My products started in my kitchen, as I was making healthy snacks for myself to bring around. After one of my many weekend trips to Istanbul, before moving to here, I left some “energy bars” (as I called them) with my husband, as he was complaining about low energy and not having time to find good food. A few days later he had shared them with other friends who loved them too, and they all started saying I should turn it into a business. I knew working in the field of health and nutrition would nurture my life passion so much more than what I was doing at the time in Norway, and the idea started settling in my mind. Once I moved I had to find something else to do with my time anyways, and I also realized it was the perfect place to produce such products as a lot of the ingredients like apples, cherries, nuts and spices can so easily be sourced here. It felt like it was meant to be, and I started the long process of designing the perfect snack!
My criteria were tough; they had to be healthy, tasty and convenient, so product development actually took several months! I´m a perfectionist and did not want to compromise on anything. My product development was also hugely driven by my desire to make something that did not impact blood sugar levels too much. After studying nutrition I know uncontrolled blood sugar spikes are one of the main drivers for a lot of the lifestyle diseases we see today, and it was important for me to make products that would have balanced nutrition to avoid that!
Hope you enjoyed Interview with a female entrepreneur in Turkey with Anne from Natura by Anne.

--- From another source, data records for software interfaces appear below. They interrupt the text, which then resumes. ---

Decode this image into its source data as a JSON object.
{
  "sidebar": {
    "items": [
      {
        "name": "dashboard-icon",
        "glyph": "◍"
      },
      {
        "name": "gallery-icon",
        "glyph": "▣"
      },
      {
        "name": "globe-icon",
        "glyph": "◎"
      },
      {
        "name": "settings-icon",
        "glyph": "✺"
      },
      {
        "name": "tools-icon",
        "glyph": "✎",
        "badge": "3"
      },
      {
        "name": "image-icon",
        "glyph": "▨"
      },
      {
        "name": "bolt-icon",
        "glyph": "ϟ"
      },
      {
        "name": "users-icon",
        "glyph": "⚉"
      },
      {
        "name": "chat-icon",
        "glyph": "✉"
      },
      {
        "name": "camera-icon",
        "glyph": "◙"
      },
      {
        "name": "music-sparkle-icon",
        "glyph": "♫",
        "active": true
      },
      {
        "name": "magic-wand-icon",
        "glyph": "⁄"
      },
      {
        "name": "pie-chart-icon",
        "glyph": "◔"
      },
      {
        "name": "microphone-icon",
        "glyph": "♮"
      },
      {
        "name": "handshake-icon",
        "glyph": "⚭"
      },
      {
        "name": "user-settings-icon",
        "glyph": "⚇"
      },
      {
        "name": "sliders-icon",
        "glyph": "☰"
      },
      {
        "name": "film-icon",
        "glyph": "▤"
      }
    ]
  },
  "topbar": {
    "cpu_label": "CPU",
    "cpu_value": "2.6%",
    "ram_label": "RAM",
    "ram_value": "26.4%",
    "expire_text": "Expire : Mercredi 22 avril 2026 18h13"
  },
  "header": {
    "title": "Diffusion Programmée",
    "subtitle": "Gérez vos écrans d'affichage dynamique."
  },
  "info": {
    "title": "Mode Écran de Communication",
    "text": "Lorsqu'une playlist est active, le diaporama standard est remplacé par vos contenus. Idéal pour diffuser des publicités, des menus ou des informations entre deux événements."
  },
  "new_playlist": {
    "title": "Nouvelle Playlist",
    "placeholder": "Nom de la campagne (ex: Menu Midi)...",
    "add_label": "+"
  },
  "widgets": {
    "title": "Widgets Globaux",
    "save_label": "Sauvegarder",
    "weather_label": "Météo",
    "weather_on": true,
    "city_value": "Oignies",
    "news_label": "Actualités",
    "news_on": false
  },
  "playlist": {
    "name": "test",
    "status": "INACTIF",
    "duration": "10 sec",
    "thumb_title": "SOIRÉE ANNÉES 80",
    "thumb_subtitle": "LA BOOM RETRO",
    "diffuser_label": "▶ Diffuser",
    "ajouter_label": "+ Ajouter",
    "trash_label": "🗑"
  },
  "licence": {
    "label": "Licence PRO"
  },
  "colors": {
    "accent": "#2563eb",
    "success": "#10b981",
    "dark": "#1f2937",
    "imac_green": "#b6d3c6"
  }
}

Have you already tried these healthy snacks? Let us know in the comments.
Wish you all a happy and healthy day! 🙂